The craft of creating trabajo rustico sculptures could have been lost for San Antonio following the deaths of Dionicio Rodriguez and Maximo Cortes, but fortunately Maximo’s son, Carlos Cortes, inherited both the secret formulas and the talent to continue to add prominent public artwork throughout the city.  Carlos installed a graceful “cypress” bursting through the ceiling in the middle of the San Antonio Children’s Museum; built the Treehouse for the Witte Museum; added a trellis to the River Walk; recently completed the massive Grotto for the river’s Museum Reach; and installed benches in a pocket park.

San Antonio’s connections to the art form of trabajo rustico are explored during an exhibit and related symposium, both part of the celebration of Historic Preservation Month.  The Tradition of Trabajo Rustico:  Fantasies in Cement can be viewed in the Russell Hill Rogers Lecture Hall in the Navarro Campus of the Southwest School of Art and Craft through May 30.

Speakers at the symposium on the morning of Saturday, May 15, include Patsy Pittman Light, author of Capturing Nature:  The Cement Sculpture of Dionicio Rodriguez.  Following a box lunch, there will be a bus tour of some of San Antonio’s faux bois landmarks and a demonstration by Cortes at his studio.

The morning session is admission-free.  The fee for lunch and the afternoon bus tour is $25.  For more information, telephone the San Antonio Conservation Society, 210-224-6163.
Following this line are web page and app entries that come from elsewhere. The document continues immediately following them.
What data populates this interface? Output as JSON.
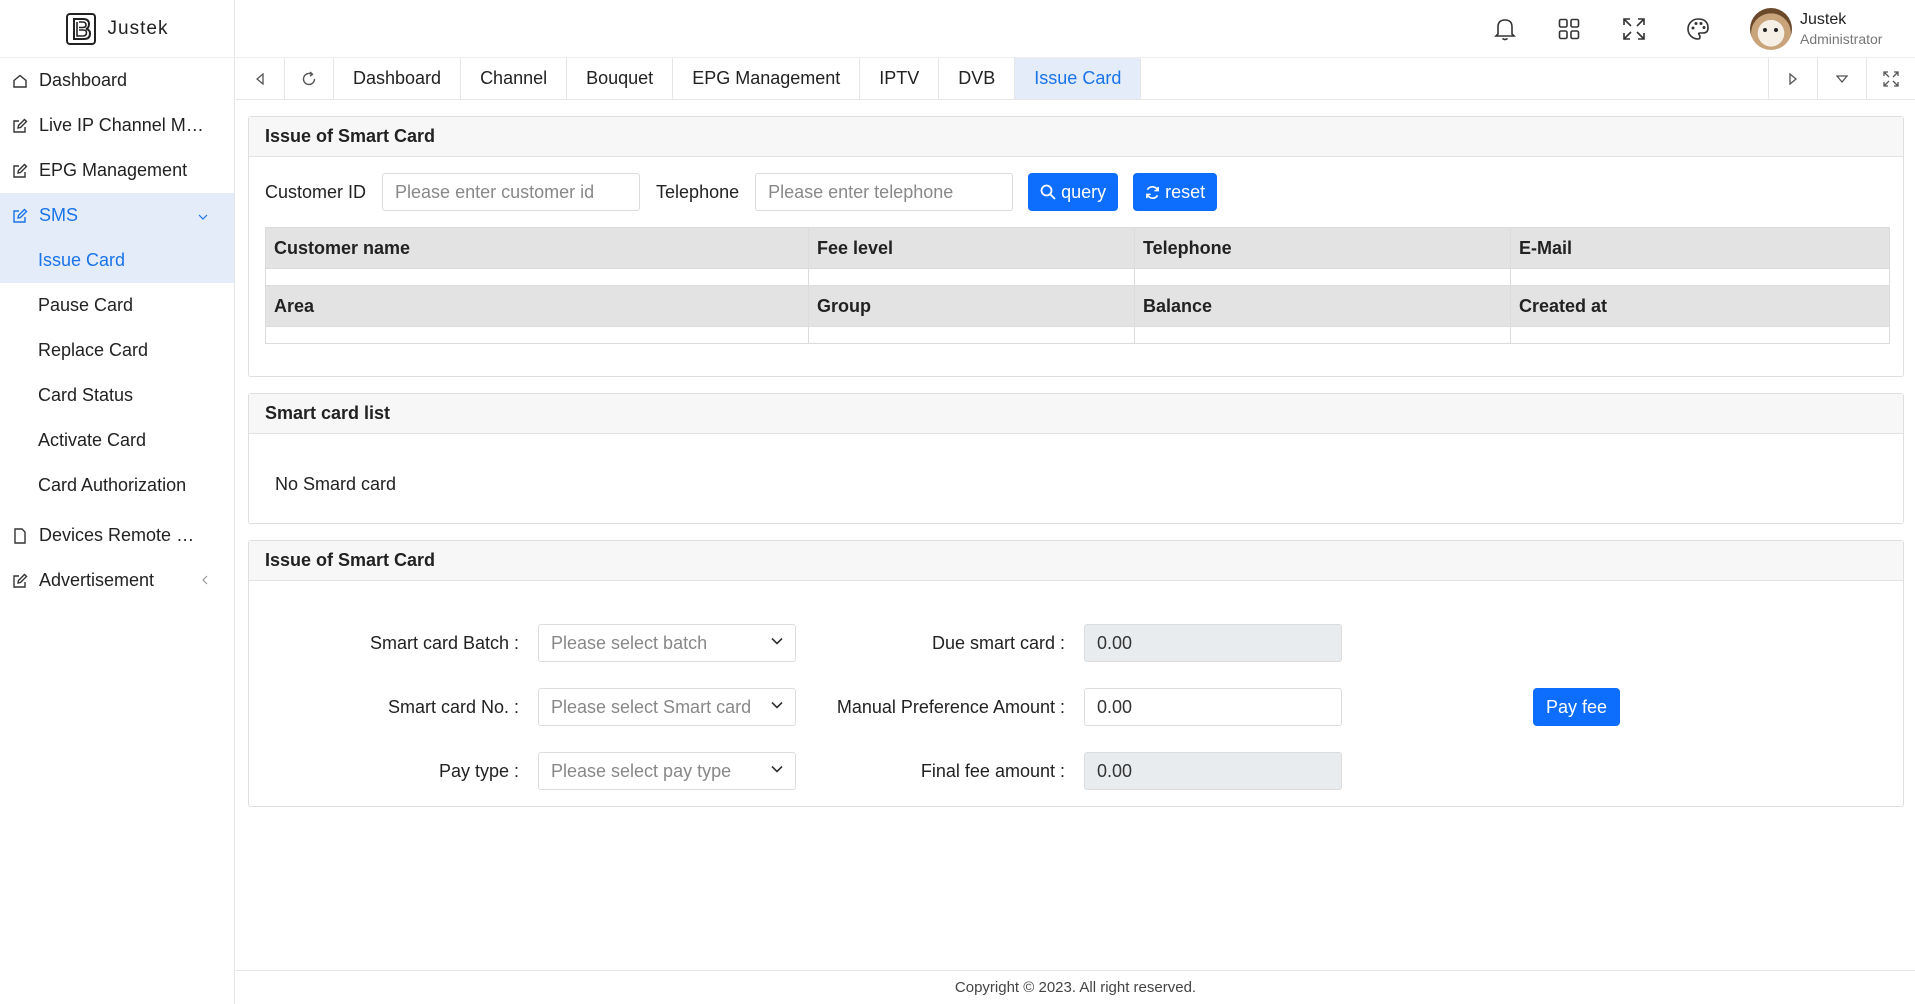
{
  "app": {
    "name": "Justek"
  },
  "sidebar": {
    "items": [
      {
        "label": "Dashboard",
        "icon": "home-icon"
      },
      {
        "label": "Live IP Channel Man...",
        "icon": "edit-icon"
      },
      {
        "label": "EPG Management",
        "icon": "edit-icon"
      },
      {
        "label": "SMS",
        "icon": "edit-icon",
        "expanded": true
      },
      {
        "label": "Devices Remote Ma...",
        "icon": "document-icon"
      },
      {
        "label": "Advertisement",
        "icon": "edit-icon"
      }
    ],
    "sms_sub": [
      "Issue Card",
      "Pause Card",
      "Replace Card",
      "Card Status",
      "Activate Card",
      "Card Authorization"
    ]
  },
  "header": {
    "icons": [
      "bell-icon",
      "grid-icon",
      "expand-icon",
      "palette-icon"
    ],
    "user": {
      "name": "Justek",
      "role": "Administrator"
    }
  },
  "tabs": [
    "Dashboard",
    "Channel",
    "Bouquet",
    "EPG Management",
    "IPTV",
    "DVB",
    "Issue Card"
  ],
  "active_tab": "Issue Card",
  "search_panel": {
    "title": "Issue of Smart Card",
    "customer_id_label": "Customer ID",
    "customer_id_placeholder": "Please enter customer id",
    "telephone_label": "Telephone",
    "telephone_placeholder": "Please enter telephone",
    "query_label": "query",
    "reset_label": "reset",
    "row1": [
      "Customer name",
      "Fee level",
      "Telephone",
      "E-Mail"
    ],
    "row2": [
      "Area",
      "Group",
      "Balance",
      "Created at"
    ]
  },
  "card_list": {
    "title": "Smart card list",
    "empty_text": "No Smard card"
  },
  "issue_panel": {
    "title": "Issue of Smart Card",
    "batch_label": "Smart card Batch :",
    "batch_placeholder": "Please select batch",
    "cardno_label": "Smart card No. :",
    "cardno_placeholder": "Please select Smart card",
    "paytype_label": "Pay type :",
    "paytype_placeholder": "Please select pay type",
    "due_label": "Due smart card :",
    "due_value": "0.00",
    "manual_label": "Manual Preference Amount :",
    "manual_value": "0.00",
    "final_label": "Final fee amount :",
    "final_value": "0.00",
    "payfee_label": "Pay fee"
  },
  "footer": {
    "text": "Copyright © 2023. All right reserved."
  },
  "colors": {
    "accent": "#0d6efd",
    "active_bg": "#e3ecf8",
    "active_text": "#1a73e8"
  }
}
January 16, 2013, Update: San Antonio’s faux bois art and artists are featured on KLRN ARTS.